- _Problem details_
"true" appears in how many lines of the entries? State only the number.

---+---

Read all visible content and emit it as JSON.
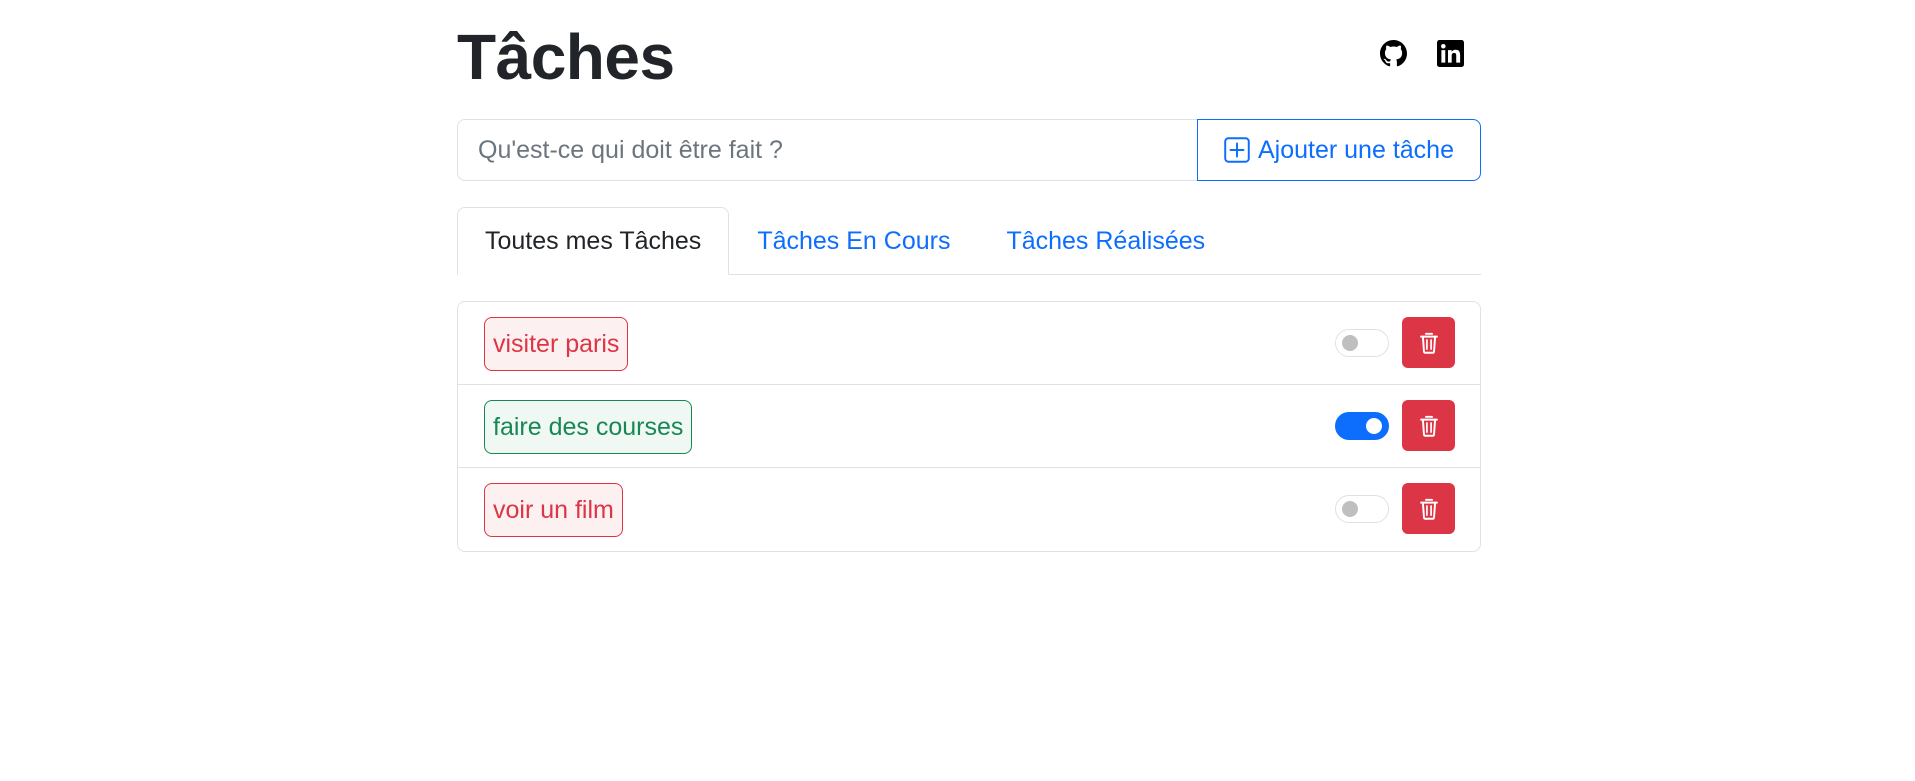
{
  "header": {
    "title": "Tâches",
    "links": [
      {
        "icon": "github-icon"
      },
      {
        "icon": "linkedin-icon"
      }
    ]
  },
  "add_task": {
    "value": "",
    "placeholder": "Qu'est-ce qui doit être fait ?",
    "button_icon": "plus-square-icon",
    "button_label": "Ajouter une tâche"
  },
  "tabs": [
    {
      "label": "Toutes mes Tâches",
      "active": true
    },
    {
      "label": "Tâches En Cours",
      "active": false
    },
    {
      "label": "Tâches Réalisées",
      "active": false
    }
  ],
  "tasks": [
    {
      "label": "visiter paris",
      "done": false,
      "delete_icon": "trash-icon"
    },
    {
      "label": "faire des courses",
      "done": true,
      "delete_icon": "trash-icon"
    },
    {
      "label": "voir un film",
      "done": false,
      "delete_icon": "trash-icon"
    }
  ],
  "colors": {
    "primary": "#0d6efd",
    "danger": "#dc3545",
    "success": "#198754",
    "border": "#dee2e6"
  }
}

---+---

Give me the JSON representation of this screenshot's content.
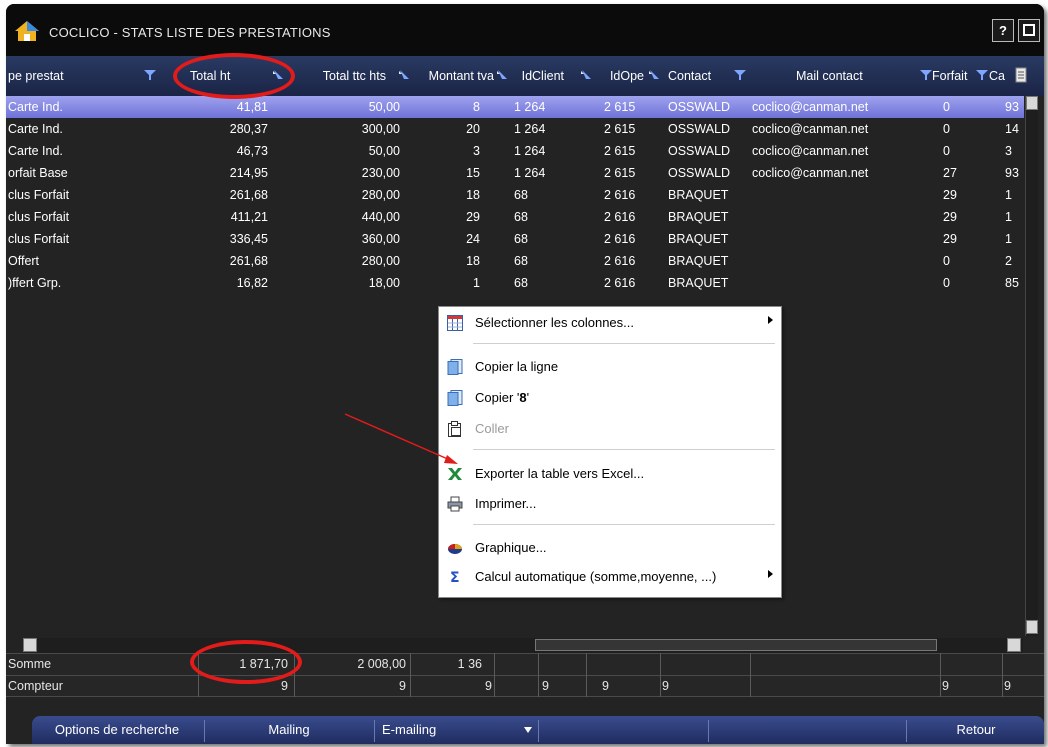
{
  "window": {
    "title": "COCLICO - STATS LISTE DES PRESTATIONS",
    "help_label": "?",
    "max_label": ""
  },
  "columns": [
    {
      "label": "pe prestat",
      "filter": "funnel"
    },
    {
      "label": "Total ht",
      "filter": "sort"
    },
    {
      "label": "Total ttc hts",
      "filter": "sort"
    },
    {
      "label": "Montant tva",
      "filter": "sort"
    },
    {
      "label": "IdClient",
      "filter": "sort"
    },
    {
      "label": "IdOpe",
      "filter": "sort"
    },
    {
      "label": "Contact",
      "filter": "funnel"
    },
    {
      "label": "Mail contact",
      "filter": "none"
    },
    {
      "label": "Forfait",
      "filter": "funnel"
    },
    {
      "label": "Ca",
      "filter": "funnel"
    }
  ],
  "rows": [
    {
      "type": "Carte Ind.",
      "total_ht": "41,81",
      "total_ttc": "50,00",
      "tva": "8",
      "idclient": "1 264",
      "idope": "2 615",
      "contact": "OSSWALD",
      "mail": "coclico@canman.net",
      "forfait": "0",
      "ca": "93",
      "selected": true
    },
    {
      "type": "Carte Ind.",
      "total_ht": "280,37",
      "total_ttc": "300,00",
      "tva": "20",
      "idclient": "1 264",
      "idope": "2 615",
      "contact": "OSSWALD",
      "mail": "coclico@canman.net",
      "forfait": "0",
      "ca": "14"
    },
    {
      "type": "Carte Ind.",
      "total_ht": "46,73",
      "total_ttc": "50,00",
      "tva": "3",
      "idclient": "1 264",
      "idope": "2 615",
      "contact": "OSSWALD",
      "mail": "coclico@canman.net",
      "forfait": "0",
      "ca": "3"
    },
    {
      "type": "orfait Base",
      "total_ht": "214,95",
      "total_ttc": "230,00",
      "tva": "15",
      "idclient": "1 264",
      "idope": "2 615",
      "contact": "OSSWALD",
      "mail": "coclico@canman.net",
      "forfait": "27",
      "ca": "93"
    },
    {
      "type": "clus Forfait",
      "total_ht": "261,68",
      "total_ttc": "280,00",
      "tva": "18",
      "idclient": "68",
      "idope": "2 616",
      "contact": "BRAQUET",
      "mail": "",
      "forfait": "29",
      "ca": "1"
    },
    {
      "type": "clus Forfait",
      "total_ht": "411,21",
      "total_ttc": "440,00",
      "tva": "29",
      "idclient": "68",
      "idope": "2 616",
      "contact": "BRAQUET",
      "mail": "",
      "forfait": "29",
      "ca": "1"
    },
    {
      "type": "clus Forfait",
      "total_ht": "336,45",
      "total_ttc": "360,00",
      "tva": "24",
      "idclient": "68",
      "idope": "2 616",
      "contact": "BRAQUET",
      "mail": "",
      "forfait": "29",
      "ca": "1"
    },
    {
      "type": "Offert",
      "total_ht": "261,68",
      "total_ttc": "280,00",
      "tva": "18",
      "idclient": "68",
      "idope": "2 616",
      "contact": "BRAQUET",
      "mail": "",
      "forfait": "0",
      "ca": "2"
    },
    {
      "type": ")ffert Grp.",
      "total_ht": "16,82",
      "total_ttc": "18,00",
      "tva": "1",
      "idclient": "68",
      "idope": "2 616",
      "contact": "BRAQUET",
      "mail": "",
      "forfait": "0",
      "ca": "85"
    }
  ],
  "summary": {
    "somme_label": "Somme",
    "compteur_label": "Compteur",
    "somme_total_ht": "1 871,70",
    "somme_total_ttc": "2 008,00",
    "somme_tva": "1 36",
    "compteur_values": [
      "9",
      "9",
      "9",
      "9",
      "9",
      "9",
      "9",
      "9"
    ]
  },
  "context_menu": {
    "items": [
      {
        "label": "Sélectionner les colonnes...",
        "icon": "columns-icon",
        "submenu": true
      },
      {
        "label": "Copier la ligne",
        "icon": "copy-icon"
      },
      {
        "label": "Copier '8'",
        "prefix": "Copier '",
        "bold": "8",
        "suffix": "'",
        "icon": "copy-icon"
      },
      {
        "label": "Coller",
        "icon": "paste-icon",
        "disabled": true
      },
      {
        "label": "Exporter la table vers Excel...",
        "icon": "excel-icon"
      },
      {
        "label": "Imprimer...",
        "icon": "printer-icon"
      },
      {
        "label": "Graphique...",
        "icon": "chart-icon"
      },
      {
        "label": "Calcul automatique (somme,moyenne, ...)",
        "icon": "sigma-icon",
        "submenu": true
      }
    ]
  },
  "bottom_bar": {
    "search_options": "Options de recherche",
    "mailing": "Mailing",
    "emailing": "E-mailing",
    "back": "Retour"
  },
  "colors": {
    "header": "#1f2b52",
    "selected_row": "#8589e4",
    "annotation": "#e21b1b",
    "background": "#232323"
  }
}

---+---

- _Solution to this task_
6